Oceana analyzed data from the Global Commitment 2023 Progress Report, which was released earlier this week by the Ellen MacArthur Foundation. According to the Break Free From Plastic Brand Audit, the report revealed that the two most polluting brands have significantly increased their plastic usage by hundreds of millions of pounds on a year-over-year basis.
The Coca-Cola Company increased its use of plastic packaging by over 6%, equivalent to over 454 million pounds (206,000 metric tonnes), reaching a reported total of 3.43 million metric tonnes in 2022.
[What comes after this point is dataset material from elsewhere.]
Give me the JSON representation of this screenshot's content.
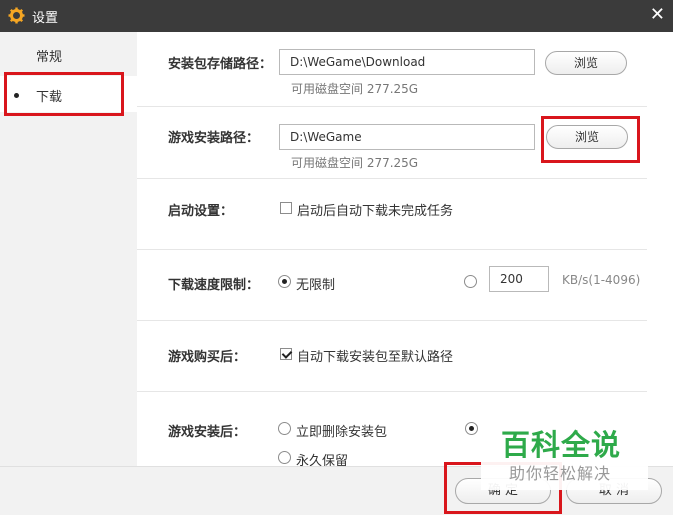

PepsiCo increased its use of plastic packaging by 4%, or over 220 million pounds (100,000 metric tonnes), to a reported total of 2.6 million metric tonnes in 2022.
This increase coincides with additional data in the Ellen MacArthur annual report, which shows that the companies have made only marginal progress towards meeting their pledges to increase the use of recycled content in their plastic packaging and reduce their reliance on virgin plastic packaging.
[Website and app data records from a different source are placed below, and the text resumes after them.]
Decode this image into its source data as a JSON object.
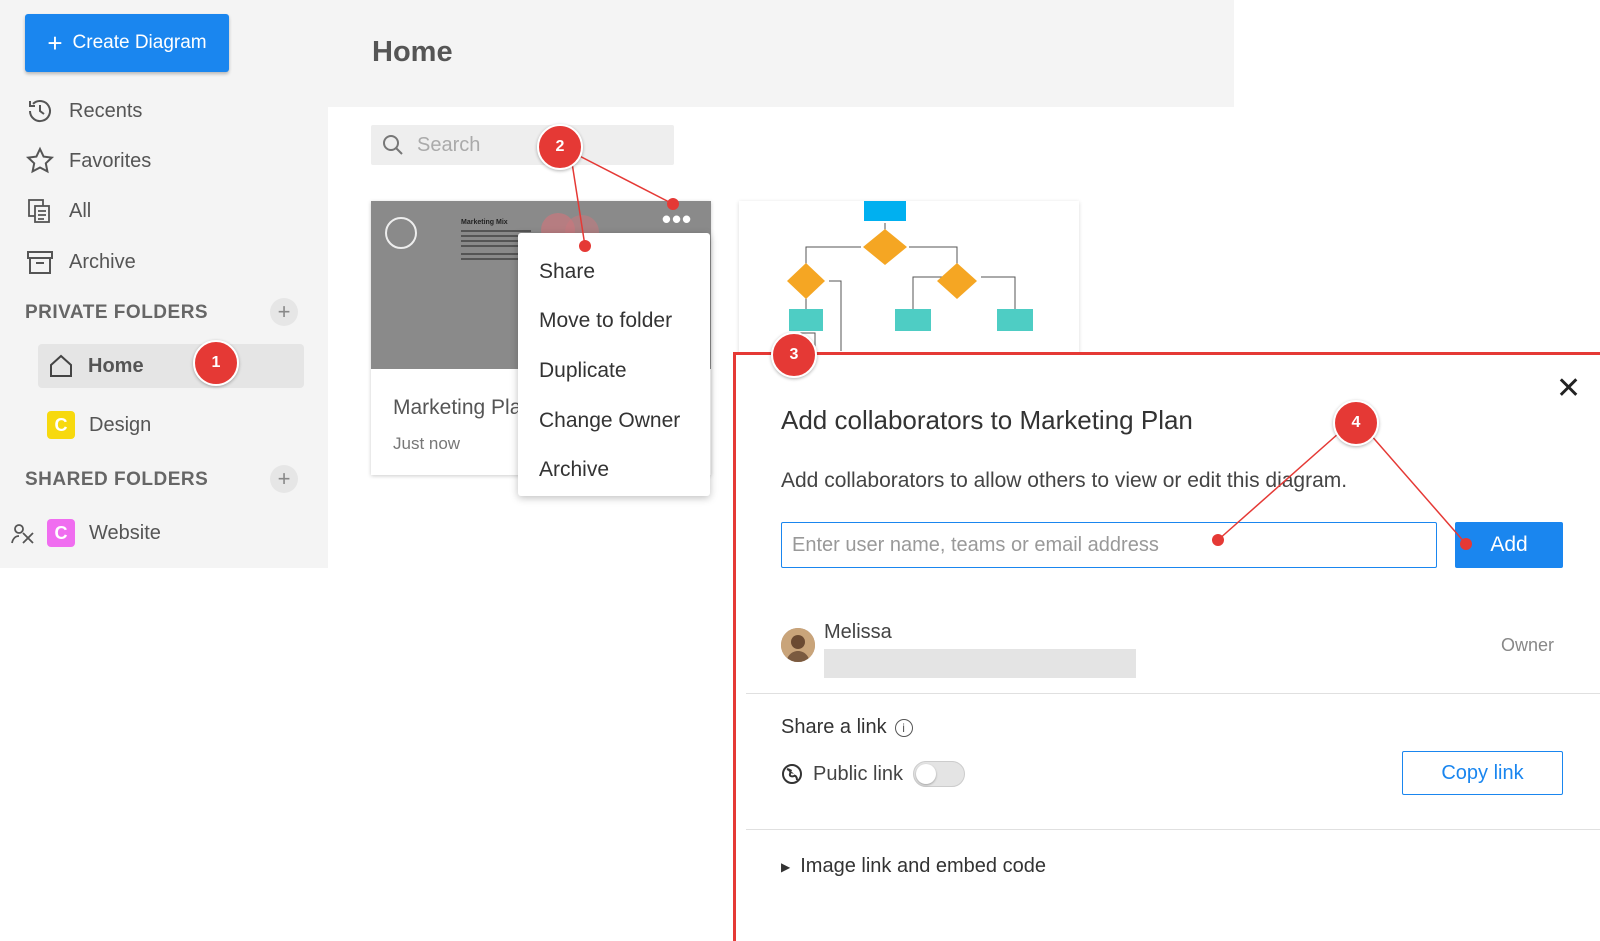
{
  "sidebar": {
    "create_label": "Create Diagram",
    "nav": [
      "Recents",
      "Favorites",
      "All",
      "Archive"
    ],
    "private_title": "PRIVATE FOLDERS",
    "shared_title": "SHARED FOLDERS",
    "private_folders": [
      {
        "label": "Home"
      },
      {
        "label": "Design",
        "badge": "C",
        "color": "#f7d90e"
      }
    ],
    "shared_folders": [
      {
        "label": "Website",
        "badge": "C",
        "color": "#f06df0"
      }
    ]
  },
  "header": {
    "title": "Home"
  },
  "search": {
    "placeholder": "Search"
  },
  "cards": [
    {
      "title": "Marketing Plan",
      "subtitle": "Just now",
      "thumb_title": "Marketing Mix"
    }
  ],
  "context_menu": [
    "Share",
    "Move to folder",
    "Duplicate",
    "Change Owner",
    "Archive"
  ],
  "dialog": {
    "title": "Add collaborators to Marketing Plan",
    "description": "Add collaborators to allow others to view or edit this diagram.",
    "input_placeholder": "Enter user name, teams or email address",
    "add_label": "Add",
    "user_name": "Melissa",
    "user_role": "Owner",
    "share_title": "Share a link",
    "public_link_label": "Public link",
    "public_link_on": false,
    "copy_label": "Copy link",
    "embed_label": "Image link and embed code"
  },
  "callouts": [
    "1",
    "2",
    "3",
    "4"
  ],
  "colors": {
    "accent": "#1a86ef",
    "callout": "#e53935",
    "flow_blue": "#00b0f0",
    "flow_orange": "#f5a623",
    "flow_teal": "#4ecdc4"
  }
}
Both companies reported no progress in increasing the weight of plastic in reusable packaging.
Coca-Cola disclosed that this percentage was only 1.3% in both 2021 and 2022, while Pepsi, for the second consecutive year, did not provide any data for this metric.
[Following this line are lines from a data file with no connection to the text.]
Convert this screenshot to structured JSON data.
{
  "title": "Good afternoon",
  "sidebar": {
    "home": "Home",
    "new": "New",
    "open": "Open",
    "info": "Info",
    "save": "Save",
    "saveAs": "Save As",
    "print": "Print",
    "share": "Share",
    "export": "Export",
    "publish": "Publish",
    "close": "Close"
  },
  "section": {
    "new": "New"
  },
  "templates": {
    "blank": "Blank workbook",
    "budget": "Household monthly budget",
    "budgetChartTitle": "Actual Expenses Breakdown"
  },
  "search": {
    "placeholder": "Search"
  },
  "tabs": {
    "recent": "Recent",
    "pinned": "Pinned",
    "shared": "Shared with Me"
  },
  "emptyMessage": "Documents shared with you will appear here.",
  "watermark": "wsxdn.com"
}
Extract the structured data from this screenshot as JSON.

The companies have pledged to increase the volume of beverages they sell in reusable packaging by approximately 10 percentage points by 2030.
Coca-Cola, in its latest sustainability report, announced that the percentage of its products sold in reusable containers was 14% in 2022.
This represents a decrease of two percentage points from the 16% share that was reported when the company made its commitment to raise the proportion of its products sold in reusable packaging to 25% by 2030.
Oceana estimates, based on the company’s total reported sales volume, that the reported two-percentage-point decline in market share could indicate that Coca-Cola actually produced an additional 5.8 billion 500ml (16.9 US fl) units. We have reduced our use of single-use plastic bottles and cups over the last two years and have switched to reusable packaging.
Policy to help kerb single-use plastic pollution
Meanwhile, Oceana Canada has released a new federal policy roadmap, ‘Breaking the Plastic Cycle’, with an aim to reduce one-third of Canada’s single-use plastic pollution.
The organization claims that Canada can kerb 720,000 tonnes (t) of single-use plastic annually if its government follows Oceana’s advice.
The findings from Oceana’s new report, which focuses on single-use plastic packaging, suggest that despite the increasing population and associated demand, the country can significantly reduce its plastic waste generation by utilizing certain existing national policy tools.
Oceana claims that if its proposed action plan is implemented, it could significantly help the country in limiting its single-use plastic waste by 2026.
As per the guidance of the roadmap, Canada should impose bans on unnecessary and hard-to-recycle items and implement pollution prevention plans for some of its key sectors.
Oceana has identified seven sectors that are major contributors to single-use plastic waste. These sectors include grocery stores, e-commerce, dine-out food services, dine-in food services, beverage bottle producers, polyvinyl chloride or polystyrene producers, and the pallet wrap industry.
Collectively, these sectors generate 41% of the plastic packaging waste in Canada, and the roadmap has specific recommendations for each of these areas.
Grocery stores, for example, generate over 382,430 tonnes of single-use plastics annually. They should be mandated to remove non-recyclable packaging and reintroduce refill systems in order to achieve a 45% reduction in plastic packaging waste by 2040.